Task details:
The answer must be every line of the records below that holds the word "icon".
Segment Start: Exercise material
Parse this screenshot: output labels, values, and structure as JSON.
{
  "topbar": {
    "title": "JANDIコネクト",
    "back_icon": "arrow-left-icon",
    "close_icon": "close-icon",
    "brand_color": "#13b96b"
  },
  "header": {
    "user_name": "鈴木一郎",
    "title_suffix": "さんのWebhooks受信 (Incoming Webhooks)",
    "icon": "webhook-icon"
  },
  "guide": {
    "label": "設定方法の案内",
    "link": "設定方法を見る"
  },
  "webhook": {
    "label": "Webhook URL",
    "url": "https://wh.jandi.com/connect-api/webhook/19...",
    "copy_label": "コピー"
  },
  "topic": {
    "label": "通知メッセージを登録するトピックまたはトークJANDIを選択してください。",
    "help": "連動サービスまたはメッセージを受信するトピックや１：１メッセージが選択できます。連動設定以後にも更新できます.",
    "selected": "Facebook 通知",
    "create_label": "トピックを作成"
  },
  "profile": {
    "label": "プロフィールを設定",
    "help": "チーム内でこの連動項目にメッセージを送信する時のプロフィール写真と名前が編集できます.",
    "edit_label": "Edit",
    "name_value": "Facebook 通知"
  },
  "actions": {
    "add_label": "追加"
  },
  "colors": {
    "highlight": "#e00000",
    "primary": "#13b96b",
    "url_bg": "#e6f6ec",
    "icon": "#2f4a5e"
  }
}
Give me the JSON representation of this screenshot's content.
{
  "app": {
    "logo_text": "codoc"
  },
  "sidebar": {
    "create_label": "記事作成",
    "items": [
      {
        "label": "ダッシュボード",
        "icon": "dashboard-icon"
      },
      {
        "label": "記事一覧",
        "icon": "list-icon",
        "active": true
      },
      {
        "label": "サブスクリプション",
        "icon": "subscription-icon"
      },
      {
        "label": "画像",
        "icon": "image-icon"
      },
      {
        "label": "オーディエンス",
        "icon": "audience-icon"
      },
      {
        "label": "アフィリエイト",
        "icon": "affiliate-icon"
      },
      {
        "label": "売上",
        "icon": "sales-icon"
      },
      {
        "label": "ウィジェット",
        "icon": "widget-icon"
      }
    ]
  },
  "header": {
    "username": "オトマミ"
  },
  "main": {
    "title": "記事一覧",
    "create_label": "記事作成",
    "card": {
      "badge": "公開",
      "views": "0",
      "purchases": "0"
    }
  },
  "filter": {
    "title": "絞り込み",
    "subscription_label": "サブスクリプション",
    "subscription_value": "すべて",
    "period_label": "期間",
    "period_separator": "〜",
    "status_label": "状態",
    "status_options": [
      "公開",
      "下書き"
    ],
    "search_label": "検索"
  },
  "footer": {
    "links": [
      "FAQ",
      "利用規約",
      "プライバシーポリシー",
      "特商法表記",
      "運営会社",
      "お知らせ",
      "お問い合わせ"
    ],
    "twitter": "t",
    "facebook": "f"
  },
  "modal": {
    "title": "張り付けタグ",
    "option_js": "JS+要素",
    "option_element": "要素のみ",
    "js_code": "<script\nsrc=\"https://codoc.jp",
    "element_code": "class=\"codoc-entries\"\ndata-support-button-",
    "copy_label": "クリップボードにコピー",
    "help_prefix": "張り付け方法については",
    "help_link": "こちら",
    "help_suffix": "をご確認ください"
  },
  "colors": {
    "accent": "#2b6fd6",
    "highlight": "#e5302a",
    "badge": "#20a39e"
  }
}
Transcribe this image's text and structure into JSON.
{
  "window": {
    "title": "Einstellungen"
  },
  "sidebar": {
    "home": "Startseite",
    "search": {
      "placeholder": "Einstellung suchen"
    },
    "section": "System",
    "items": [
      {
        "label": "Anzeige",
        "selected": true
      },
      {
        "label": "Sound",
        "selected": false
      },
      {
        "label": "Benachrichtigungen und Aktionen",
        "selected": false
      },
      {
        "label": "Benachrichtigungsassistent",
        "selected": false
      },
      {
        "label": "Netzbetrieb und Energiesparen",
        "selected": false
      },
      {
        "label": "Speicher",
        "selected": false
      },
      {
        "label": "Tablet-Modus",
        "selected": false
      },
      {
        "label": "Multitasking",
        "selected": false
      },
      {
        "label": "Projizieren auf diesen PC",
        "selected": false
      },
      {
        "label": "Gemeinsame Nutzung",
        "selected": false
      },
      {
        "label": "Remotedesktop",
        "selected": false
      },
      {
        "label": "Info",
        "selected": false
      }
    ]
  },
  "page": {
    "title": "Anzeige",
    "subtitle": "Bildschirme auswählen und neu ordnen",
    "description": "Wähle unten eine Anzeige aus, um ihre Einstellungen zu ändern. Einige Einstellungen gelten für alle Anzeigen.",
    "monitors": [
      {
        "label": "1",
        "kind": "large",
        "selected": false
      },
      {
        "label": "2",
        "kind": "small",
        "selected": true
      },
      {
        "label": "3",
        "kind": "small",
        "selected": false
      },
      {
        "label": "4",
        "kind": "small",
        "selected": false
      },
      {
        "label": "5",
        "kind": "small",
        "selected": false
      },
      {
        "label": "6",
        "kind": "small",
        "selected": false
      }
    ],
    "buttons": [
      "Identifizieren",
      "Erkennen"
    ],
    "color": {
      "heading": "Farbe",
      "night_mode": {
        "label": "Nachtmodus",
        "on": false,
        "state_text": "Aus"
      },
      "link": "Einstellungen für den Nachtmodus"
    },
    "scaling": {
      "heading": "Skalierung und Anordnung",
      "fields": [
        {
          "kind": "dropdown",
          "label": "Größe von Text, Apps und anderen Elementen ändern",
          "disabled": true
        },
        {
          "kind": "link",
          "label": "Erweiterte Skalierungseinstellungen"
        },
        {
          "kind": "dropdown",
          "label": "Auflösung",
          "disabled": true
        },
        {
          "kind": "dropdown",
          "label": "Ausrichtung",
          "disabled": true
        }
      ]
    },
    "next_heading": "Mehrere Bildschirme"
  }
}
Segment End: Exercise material
Task solution:
    "back_icon": "arrow-left-icon",
    "close_icon": "close-icon",
    "icon": "webhook-icon"
    "icon": "#2f4a5e"
        "icon": "dashboard-icon"
        "icon": "list-icon",
        "icon": "subscription-icon"
        "icon": "image-icon"
        "icon": "audience-icon"
        "icon": "affiliate-icon"
        "icon": "sales-icon"
        "icon": "widget-icon"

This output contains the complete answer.